* **WHAT IS EXPECTED**
Find the lines below holding the word "color" and copy each of them.

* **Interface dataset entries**
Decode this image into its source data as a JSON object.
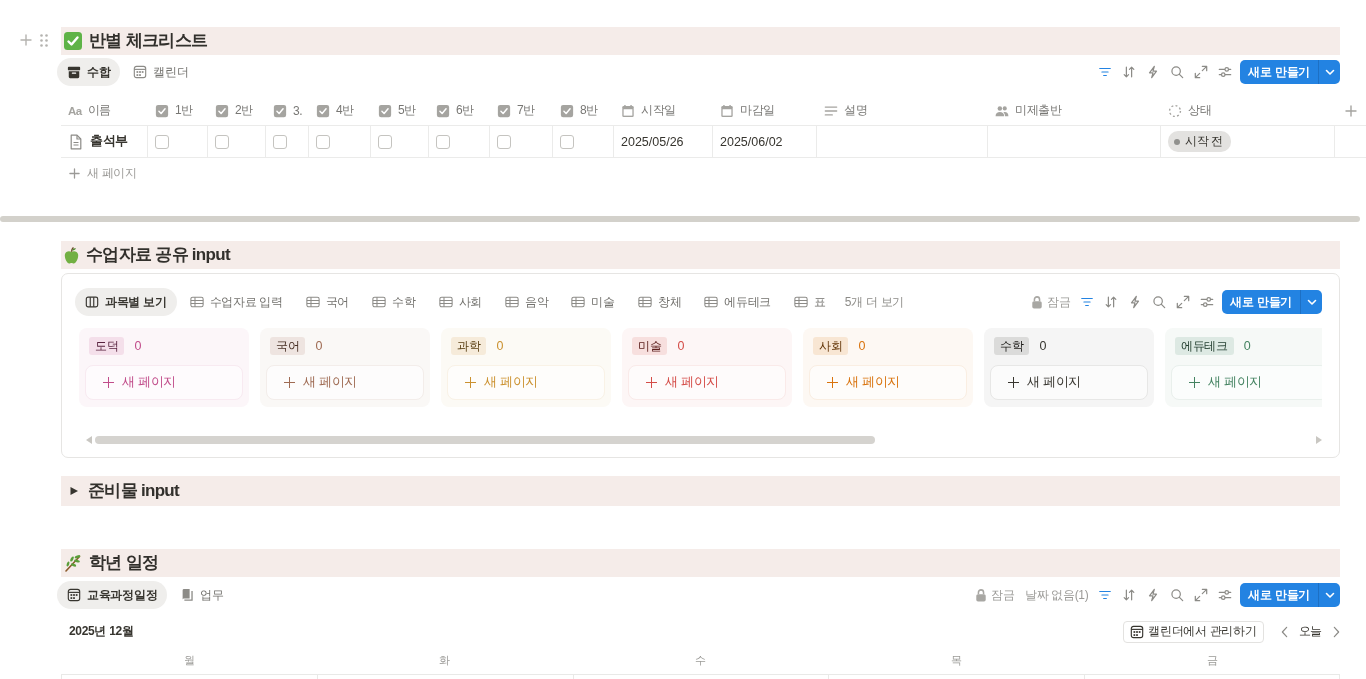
{
  "checklist": {
    "title": "반별 체크리스트",
    "views": [
      {
        "label": "수합",
        "kind": "archive",
        "selected": true
      },
      {
        "label": "캘린더",
        "kind": "calendar",
        "selected": false
      }
    ],
    "toolbar": {
      "filter_on": true,
      "new_button": "새로 만들기"
    },
    "table": {
      "columns": [
        {
          "label": "이름",
          "kind": "title",
          "glyph": "Aa"
        },
        {
          "label": "1반",
          "kind": "checkbox"
        },
        {
          "label": "2반",
          "kind": "checkbox"
        },
        {
          "label": "3.",
          "kind": "checkbox"
        },
        {
          "label": "4반",
          "kind": "checkbox"
        },
        {
          "label": "5반",
          "kind": "checkbox"
        },
        {
          "label": "6반",
          "kind": "checkbox"
        },
        {
          "label": "7반",
          "kind": "checkbox"
        },
        {
          "label": "8반",
          "kind": "checkbox"
        },
        {
          "label": "시작일",
          "kind": "date"
        },
        {
          "label": "마감일",
          "kind": "date"
        },
        {
          "label": "설명",
          "kind": "text"
        },
        {
          "label": "미제출반",
          "kind": "person"
        },
        {
          "label": "상태",
          "kind": "status"
        }
      ],
      "rows": [
        {
          "cells": [
            {
              "text": "출석부"
            },
            {
              "checked": false
            },
            {
              "checked": false
            },
            {
              "checked": false
            },
            {
              "checked": false
            },
            {
              "checked": false
            },
            {
              "checked": false
            },
            {
              "checked": false
            },
            {
              "checked": false
            },
            {
              "text": "2025/05/26"
            },
            {
              "text": "2025/06/02"
            },
            null,
            null,
            {
              "status": "시작 전"
            }
          ]
        }
      ]
    },
    "add_row": "새 페이지"
  },
  "materials": {
    "title": "수업자료 공유 input",
    "views": [
      {
        "label": "과목별 보기",
        "kind": "board",
        "selected": true
      },
      {
        "label": "수업자료 입력",
        "kind": "table",
        "selected": false
      },
      {
        "label": "국어",
        "kind": "table",
        "selected": false
      },
      {
        "label": "수학",
        "kind": "table",
        "selected": false
      },
      {
        "label": "사회",
        "kind": "table",
        "selected": false
      },
      {
        "label": "음악",
        "kind": "table",
        "selected": false
      },
      {
        "label": "미술",
        "kind": "table",
        "selected": false
      },
      {
        "label": "창체",
        "kind": "table",
        "selected": false
      },
      {
        "label": "에듀테크",
        "kind": "table",
        "selected": false
      },
      {
        "label": "표",
        "kind": "table",
        "selected": false
      }
    ],
    "more_views": "5개 더 보기",
    "toolbar": {
      "lock": "잠금",
      "filter_on": true,
      "new_button": "새로 만들기"
    },
    "groups": [
      {
        "label": "도덕",
        "count": "0",
        "color": "#c14c8a",
        "add": "새 페이지"
      },
      {
        "label": "국어",
        "count": "0",
        "color": "#9f6b53",
        "add": "새 페이지"
      },
      {
        "label": "과학",
        "count": "0",
        "color": "#cb912f",
        "add": "새 페이지"
      },
      {
        "label": "미술",
        "count": "0",
        "color": "#d44c47",
        "add": "새 페이지"
      },
      {
        "label": "사회",
        "count": "0",
        "color": "#d9730d",
        "add": "새 페이지"
      },
      {
        "label": "수학",
        "count": "0",
        "color": "#37352f",
        "add": "새 페이지"
      },
      {
        "label": "에듀테크",
        "count": "0",
        "color": "#448361",
        "add": "새 페이지"
      }
    ]
  },
  "supplies": {
    "title": "준비물 input",
    "expanded": false
  },
  "schedule": {
    "title": "학년 일정",
    "views": [
      {
        "label": "교육과정일정",
        "kind": "calendar",
        "selected": true
      },
      {
        "label": "업무",
        "kind": "book",
        "selected": false
      }
    ],
    "toolbar": {
      "lock": "잠금",
      "no_date": "날짜 없음(1)",
      "filter_on": true,
      "new_button": "새로 만들기"
    },
    "calendar": {
      "month": "2025년 12월",
      "manage_button": "캘린더에서 관리하기",
      "today": "오늘",
      "weekdays": [
        "월",
        "화",
        "수",
        "목",
        "금"
      ]
    }
  }
}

* **RESPONSE**
        "color": "#c14c8a",
        "color": "#9f6b53",
        "color": "#cb912f",
        "color": "#d44c47",
        "color": "#d9730d",
        "color": "#37352f",
        "color": "#448361",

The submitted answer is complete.